[Stored items from a collection]
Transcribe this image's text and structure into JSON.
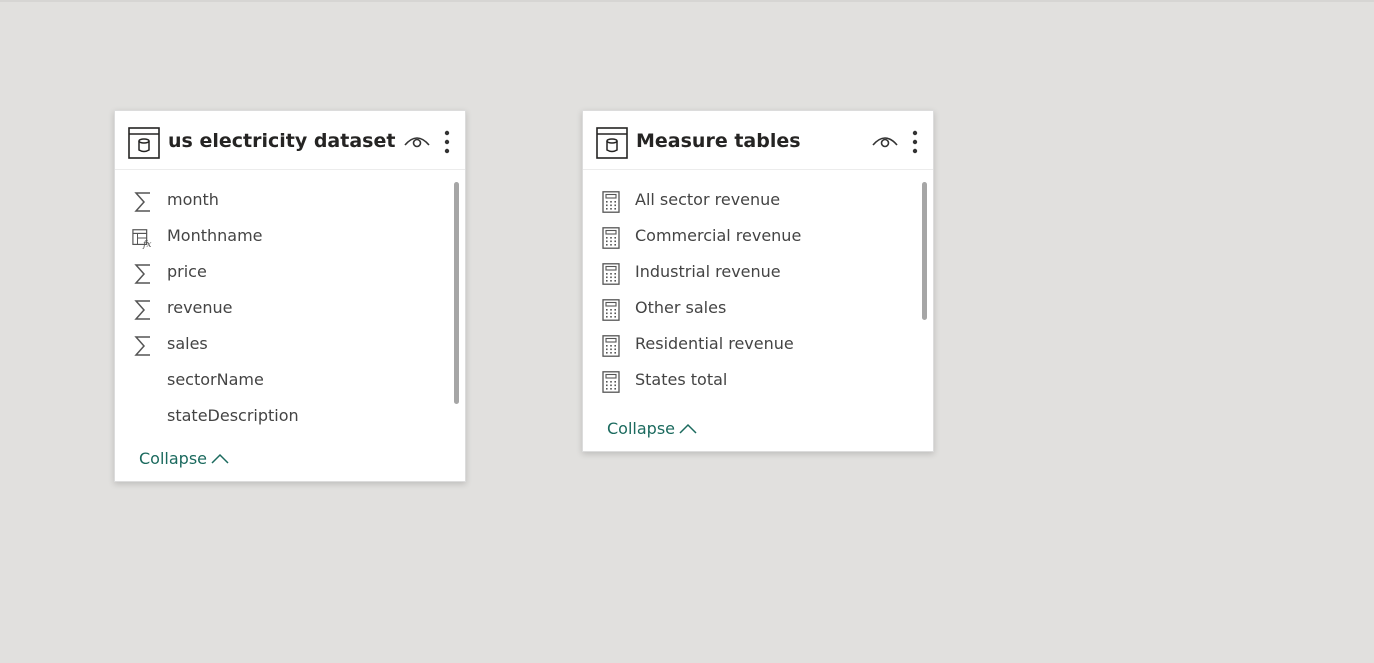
{
  "tables": [
    {
      "title": "us electricity dataset",
      "fields": [
        {
          "name": "month",
          "icon": "sigma-icon"
        },
        {
          "name": "Monthname",
          "icon": "calculated-column-icon"
        },
        {
          "name": "price",
          "icon": "sigma-icon"
        },
        {
          "name": "revenue",
          "icon": "sigma-icon"
        },
        {
          "name": "sales",
          "icon": "sigma-icon"
        },
        {
          "name": "sectorName",
          "icon": "none"
        },
        {
          "name": "stateDescription",
          "icon": "none"
        }
      ],
      "collapse_label": "Collapse"
    },
    {
      "title": "Measure tables",
      "fields": [
        {
          "name": "All sector revenue",
          "icon": "measure-calculator-icon"
        },
        {
          "name": "Commercial revenue",
          "icon": "measure-calculator-icon"
        },
        {
          "name": "Industrial revenue",
          "icon": "measure-calculator-icon"
        },
        {
          "name": "Other sales",
          "icon": "measure-calculator-icon"
        },
        {
          "name": "Residential revenue",
          "icon": "measure-calculator-icon"
        },
        {
          "name": "States total",
          "icon": "measure-calculator-icon"
        }
      ],
      "collapse_label": "Collapse"
    }
  ],
  "colors": {
    "canvas": "#e1e0de",
    "card": "#ffffff",
    "title": "#252423",
    "field_text": "#444444",
    "collapse_link": "#1b6a5e"
  }
}
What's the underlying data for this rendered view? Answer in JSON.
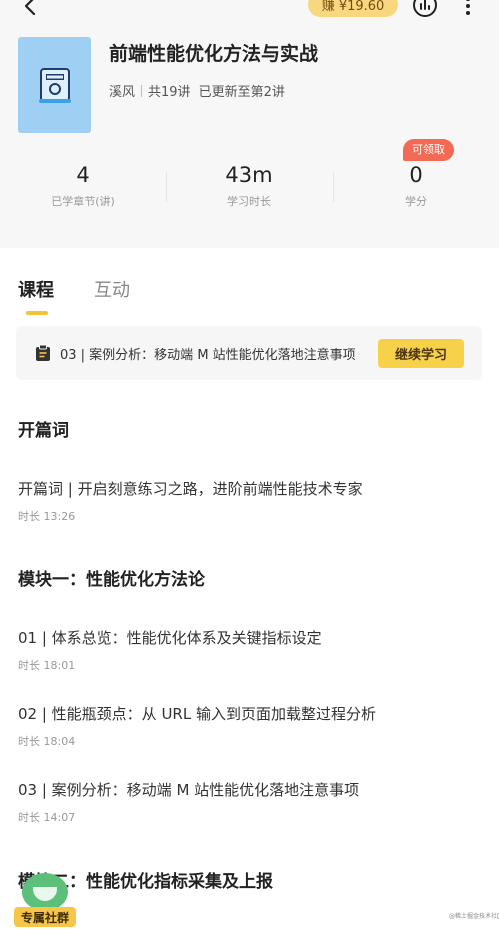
{
  "header": {
    "earn_label": "赚 ¥19.60",
    "course_title": "前端性能优化方法与实战",
    "author": "溪风",
    "lesson_count": "共19讲",
    "update_status": "已更新至第2讲"
  },
  "stats": [
    {
      "value": "4",
      "label": "已学章节(讲)"
    },
    {
      "value": "43m",
      "label": "学习时长"
    },
    {
      "value": "0",
      "label": "学分"
    }
  ],
  "claim_badge": "可领取",
  "tabs": {
    "course": "课程",
    "interact": "互动"
  },
  "continue": {
    "text": "03 | 案例分析：移动端 M 站性能优化落地注意事项",
    "button": "继续学习"
  },
  "sections": [
    {
      "title": "开篇词",
      "lessons": [
        {
          "name": "开篇词 | 开启刻意练习之路，进阶前端性能技术专家",
          "duration": "时长 13:26"
        }
      ]
    },
    {
      "title": "模块一：性能优化方法论",
      "lessons": [
        {
          "name": "01 | 体系总览：性能优化体系及关键指标设定",
          "duration": "时长 18:01"
        },
        {
          "name": "02 | 性能瓶颈点：从 URL 输入到页面加载整过程分析",
          "duration": "时长 18:04"
        },
        {
          "name": "03 | 案例分析：移动端 M 站性能优化落地注意事项",
          "duration": "时长 14:07"
        }
      ]
    },
    {
      "title": "模块二：性能优化指标采集及上报",
      "lessons": []
    }
  ],
  "community_label": "专属社群",
  "watermark": "@稀土掘金技术社区",
  "colors": {
    "accent": "#f8d14a",
    "badge": "#f26a54",
    "cover": "#9fd0f4",
    "community": "#5cc07a"
  }
}
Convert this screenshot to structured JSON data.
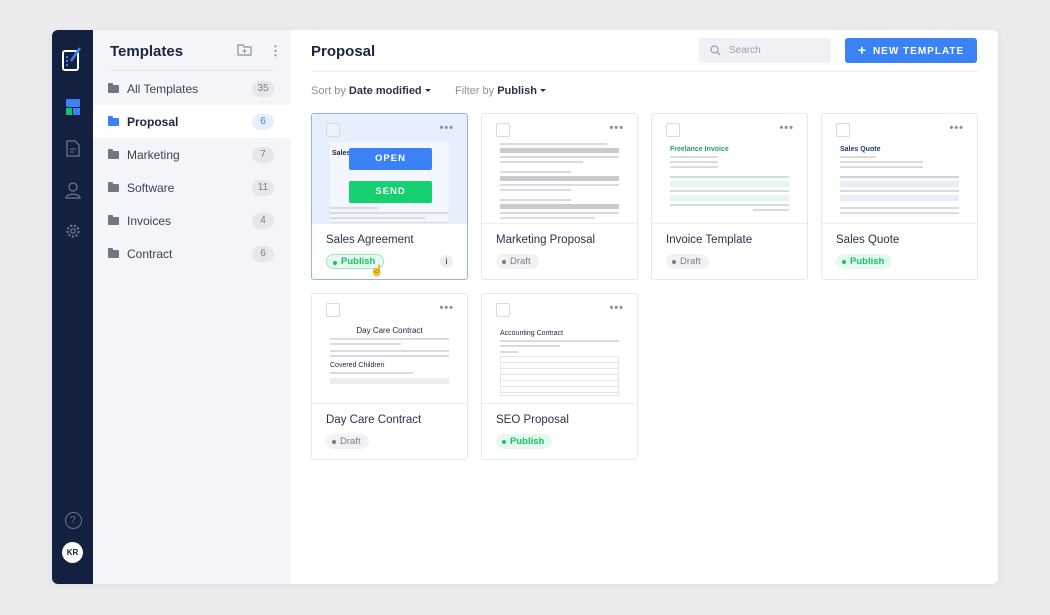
{
  "sidebar": {
    "title": "Templates",
    "items": [
      {
        "label": "All Templates",
        "count": "35"
      },
      {
        "label": "Proposal",
        "count": "6"
      },
      {
        "label": "Marketing",
        "count": "7"
      },
      {
        "label": "Software",
        "count": "11"
      },
      {
        "label": "Invoices",
        "count": "4"
      },
      {
        "label": "Contract",
        "count": "6"
      }
    ]
  },
  "rail": {
    "avatar": "KR",
    "help": "?"
  },
  "header": {
    "title": "Proposal",
    "search_placeholder": "Search",
    "new_button": "NEW TEMPLATE"
  },
  "filters": {
    "sort_label": "Sort by",
    "sort_value": "Date modified",
    "filter_label": "Filter by",
    "filter_value": "Publish"
  },
  "overlay": {
    "open": "OPEN",
    "send": "SEND"
  },
  "cards": [
    {
      "name": "Sales Agreement",
      "status": "Publish",
      "doc_title": "Sales A"
    },
    {
      "name": "Marketing Proposal",
      "status": "Draft",
      "doc_title": ""
    },
    {
      "name": "Invoice Template",
      "status": "Draft",
      "doc_title": "Freelance Invoice"
    },
    {
      "name": "Sales Quote",
      "status": "Publish",
      "doc_title": "Sales Quote"
    },
    {
      "name": "Day Care Contract",
      "status": "Draft",
      "doc_title": "Day Care Contract",
      "doc_sub": "Covered Children"
    },
    {
      "name": "SEO Proposal",
      "status": "Publish",
      "doc_title": "Accounting Contract"
    }
  ],
  "colors": {
    "accent": "#3b82f6",
    "publish": "#15c26b",
    "rail": "#13203f"
  }
}
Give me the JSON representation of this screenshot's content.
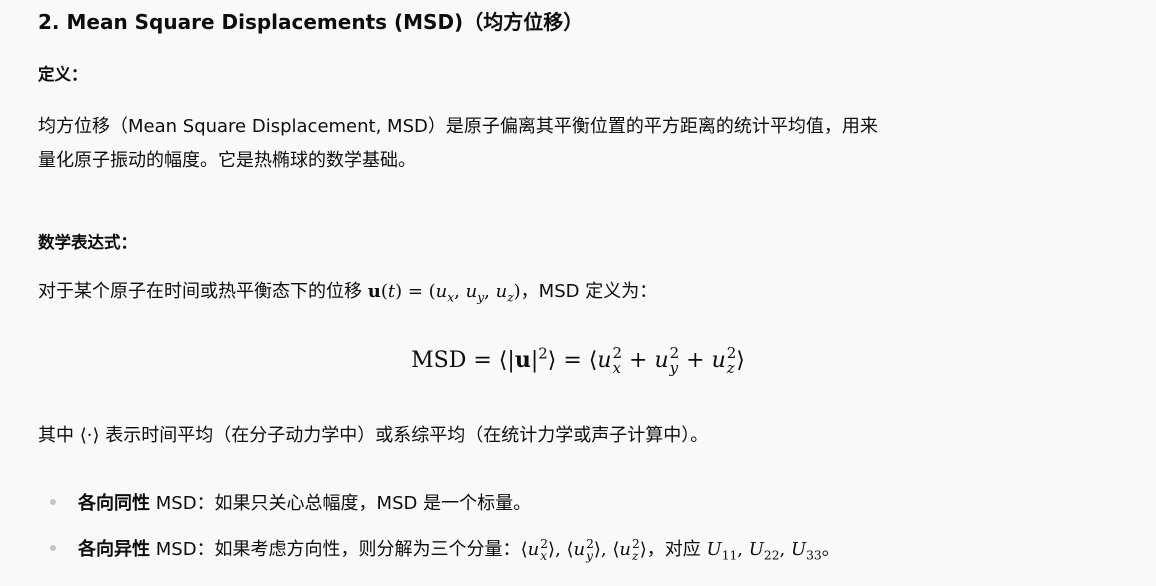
{
  "section": {
    "heading": "2. Mean Square Displacements (MSD)（均方位移）",
    "definition_title": "定义：",
    "definition_line1": "均方位移（Mean Square Displacement, MSD）是原子偏离其平衡位置的平方距离的统计平均值，用来",
    "definition_line2": "量化原子振动的幅度。它是热椭球的数学基础。",
    "math_title": "数学表达式：",
    "math_intro_prefix": "对于某个原子在时间或热平衡态下的位移",
    "math_intro_suffix": "，MSD 定义为：",
    "formula_label": "MSD",
    "average_note_prefix": "其中",
    "average_symbol": "⟨·⟩",
    "average_note_suffix": "表示时间平均（在分子动力学中）或系综平均（在统计力学或声子计算中）。",
    "bullets": [
      {
        "label": "各向同性",
        "suffix": "MSD",
        "text": "：如果只关心总幅度，MSD 是一个标量。"
      },
      {
        "label": "各向异性",
        "suffix": "MSD",
        "text_prefix": "：如果考虑方向性，则分解为三个分量：",
        "text_mid": "，对应",
        "text_end": "。"
      }
    ]
  }
}
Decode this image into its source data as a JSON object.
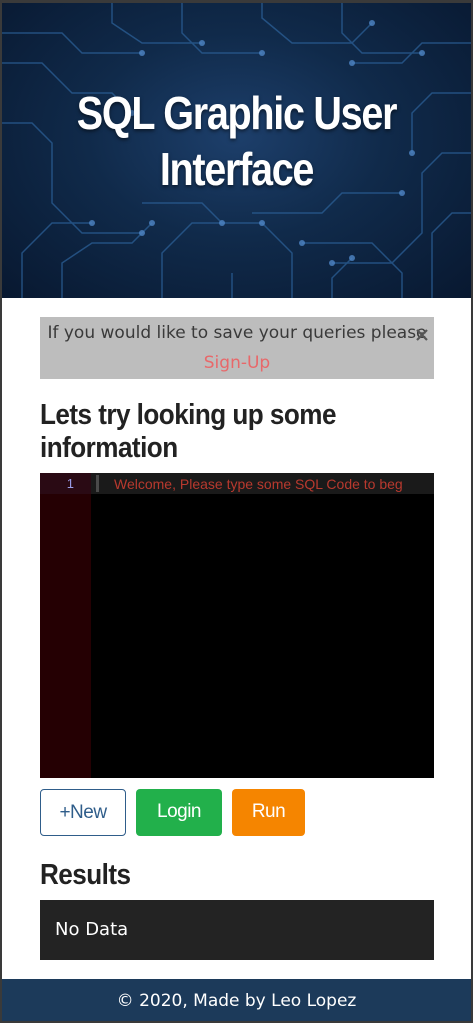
{
  "hero": {
    "title_line1": "SQL Graphic User",
    "title_line2": "Interface"
  },
  "alert": {
    "text_before": "If you would like to save your queries please ",
    "link_label": "Sign-Up",
    "close_icon": "close-icon"
  },
  "main": {
    "subheading": "Lets try looking up some information"
  },
  "editor": {
    "line_number": "1",
    "code_text": "Welcome, Please type some SQL Code to beg"
  },
  "buttons": {
    "new_label": "+New",
    "login_label": "Login",
    "run_label": "Run"
  },
  "results": {
    "title": "Results",
    "value": "No Data"
  },
  "footer": {
    "text": "© 2020, Made by Leo Lopez"
  },
  "colors": {
    "hero_bg": "#102a4a",
    "alert_bg": "#bdbdbd",
    "link": "#e8686a",
    "login": "#22b04b",
    "run": "#f58500",
    "new_border": "#2f5d8a",
    "results_bg": "#232323",
    "footer_bg": "#1c3a5a"
  }
}
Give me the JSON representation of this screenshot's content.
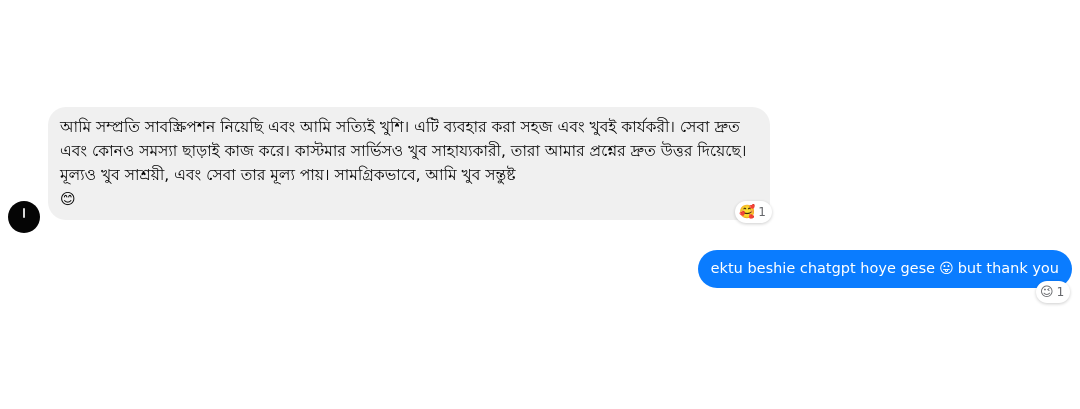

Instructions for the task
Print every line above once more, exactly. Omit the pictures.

Exercise result
Transcribe this image's text and structure into JSON.
{
  "tables": [
    {
      "title": "us electricity dataset",
      "fields": [
        {
          "name": "month",
          "icon": "sigma-icon"
        },
        {
          "name": "Monthname",
          "icon": "calculated-column-icon"
        },
        {
          "name": "price",
          "icon": "sigma-icon"
        },
        {
          "name": "revenue",
          "icon": "sigma-icon"
        },
        {
          "name": "sales",
          "icon": "sigma-icon"
        },
        {
          "name": "sectorName",
          "icon": "none"
        },
        {
          "name": "stateDescription",
          "icon": "none"
        }
      ],
      "collapse_label": "Collapse"
    },
    {
      "title": "Measure tables",
      "fields": [
        {
          "name": "All sector revenue",
          "icon": "measure-calculator-icon"
        },
        {
          "name": "Commercial revenue",
          "icon": "measure-calculator-icon"
        },
        {
          "name": "Industrial revenue",
          "icon": "measure-calculator-icon"
        },
        {
          "name": "Other sales",
          "icon": "measure-calculator-icon"
        },
        {
          "name": "Residential revenue",
          "icon": "measure-calculator-icon"
        },
        {
          "name": "States total",
          "icon": "measure-calculator-icon"
        }
      ],
      "collapse_label": "Collapse"
    }
  ],
  "colors": {
    "canvas": "#e1e0de",
    "card": "#ffffff",
    "title": "#252423",
    "field_text": "#444444",
    "collapse_link": "#1b6a5e"
  }
}
What's the underlying data for this rendered view? Answer in JSON.
{
  "header": {
    "earn_label": "赚 ¥19.60",
    "course_title": "前端性能优化方法与实战",
    "author": "溪风",
    "lesson_count": "共19讲",
    "update_status": "已更新至第2讲"
  },
  "stats": [
    {
      "value": "4",
      "label": "已学章节(讲)"
    },
    {
      "value": "43m",
      "label": "学习时长"
    },
    {
      "value": "0",
      "label": "学分"
    }
  ],
  "claim_badge": "可领取",
  "tabs": {
    "course": "课程",
    "interact": "互动"
  },
  "continue": {
    "text": "03 | 案例分析：移动端 M 站性能优化落地注意事项",
    "button": "继续学习"
  },
  "sections": [
    {
      "title": "开篇词",
      "lessons": [
        {
          "name": "开篇词 | 开启刻意练习之路，进阶前端性能技术专家",
          "duration": "时长 13:26"
        }
      ]
    },
    {
      "title": "模块一：性能优化方法论",
      "lessons": [
        {
          "name": "01 | 体系总览：性能优化体系及关键指标设定",
          "duration": "时长 18:01"
        },
        {
          "name": "02 | 性能瓶颈点：从 URL 输入到页面加载整过程分析",
          "duration": "时长 18:04"
        },
        {
          "name": "03 | 案例分析：移动端 M 站性能优化落地注意事项",
          "duration": "时长 14:07"
        }
      ]
    },
    {
      "title": "模块二：性能优化指标采集及上报",
      "lessons": []
    }
  ],
  "community_label": "专属社群",
  "watermark": "@稀土掘金技术社区",
  "colors": {
    "accent": "#f8d14a",
    "badge": "#f26a54",
    "cover": "#9fd0f4",
    "community": "#5cc07a"
  }
}
Convert this screenshot to structured JSON data.
{
  "sidebar": {
    "title": "Templates",
    "items": [
      {
        "label": "All Templates",
        "count": "35"
      },
      {
        "label": "Proposal",
        "count": "6"
      },
      {
        "label": "Marketing",
        "count": "7"
      },
      {
        "label": "Software",
        "count": "11"
      },
      {
        "label": "Invoices",
        "count": "4"
      },
      {
        "label": "Contract",
        "count": "6"
      }
    ]
  },
  "rail": {
    "avatar": "KR",
    "help": "?"
  },
  "header": {
    "title": "Proposal",
    "search_placeholder": "Search",
    "new_button": "NEW TEMPLATE"
  },
  "filters": {
    "sort_label": "Sort by",
    "sort_value": "Date modified",
    "filter_label": "Filter by",
    "filter_value": "Publish"
  },
  "overlay": {
    "open": "OPEN",
    "send": "SEND"
  },
  "cards": [
    {
      "name": "Sales Agreement",
      "status": "Publish",
      "doc_title": "Sales A"
    },
    {
      "name": "Marketing Proposal",
      "status": "Draft",
      "doc_title": ""
    },
    {
      "name": "Invoice Template",
      "status": "Draft",
      "doc_title": "Freelance Invoice"
    },
    {
      "name": "Sales Quote",
      "status": "Publish",
      "doc_title": "Sales Quote"
    },
    {
      "name": "Day Care Contract",
      "status": "Draft",
      "doc_title": "Day Care Contract",
      "doc_sub": "Covered Children"
    },
    {
      "name": "SEO Proposal",
      "status": "Publish",
      "doc_title": "Accounting Contract"
    }
  ],
  "colors": {
    "accent": "#3b82f6",
    "publish": "#15c26b",
    "rail": "#13203f"
  }
}
Give me the JSON representation of this screenshot's content.
{
  "section": {
    "heading": "2. Mean Square Displacements (MSD)（均方位移）",
    "definition_title": "定义：",
    "definition_line1": "均方位移（Mean Square Displacement, MSD）是原子偏离其平衡位置的平方距离的统计平均值，用来",
    "definition_line2": "量化原子振动的幅度。它是热椭球的数学基础。",
    "math_title": "数学表达式：",
    "math_intro_prefix": "对于某个原子在时间或热平衡态下的位移",
    "math_intro_suffix": "，MSD 定义为：",
    "formula_label": "MSD",
    "average_note_prefix": "其中",
    "average_symbol": "⟨·⟩",
    "average_note_suffix": "表示时间平均（在分子动力学中）或系综平均（在统计力学或声子计算中）。",
    "bullets": [
      {
        "label": "各向同性",
        "suffix": "MSD",
        "text": "：如果只关心总幅度，MSD 是一个标量。"
      },
      {
        "label": "各向异性",
        "suffix": "MSD",
        "text_prefix": "：如果考虑方向性，则分解为三个分量：",
        "text_mid": "，对应",
        "text_end": "。"
      }
    ]
  }
}
Decode this image into its source data as a JSON object.
{
  "hero": {
    "title_line1": "SQL Graphic User",
    "title_line2": "Interface"
  },
  "alert": {
    "text_before": "If you would like to save your queries please ",
    "link_label": "Sign-Up",
    "close_icon": "close-icon"
  },
  "main": {
    "subheading": "Lets try looking up some information"
  },
  "editor": {
    "line_number": "1",
    "code_text": "Welcome, Please type some SQL Code to beg"
  },
  "buttons": {
    "new_label": "+New",
    "login_label": "Login",
    "run_label": "Run"
  },
  "results": {
    "title": "Results",
    "value": "No Data"
  },
  "footer": {
    "text": "© 2020, Made by Leo Lopez"
  },
  "colors": {
    "hero_bg": "#102a4a",
    "alert_bg": "#bdbdbd",
    "link": "#e8686a",
    "login": "#22b04b",
    "run": "#f58500",
    "new_border": "#2f5d8a",
    "results_bg": "#232323",
    "footer_bg": "#1c3a5a"
  }
}
Give me the JSON representation of this screenshot's content.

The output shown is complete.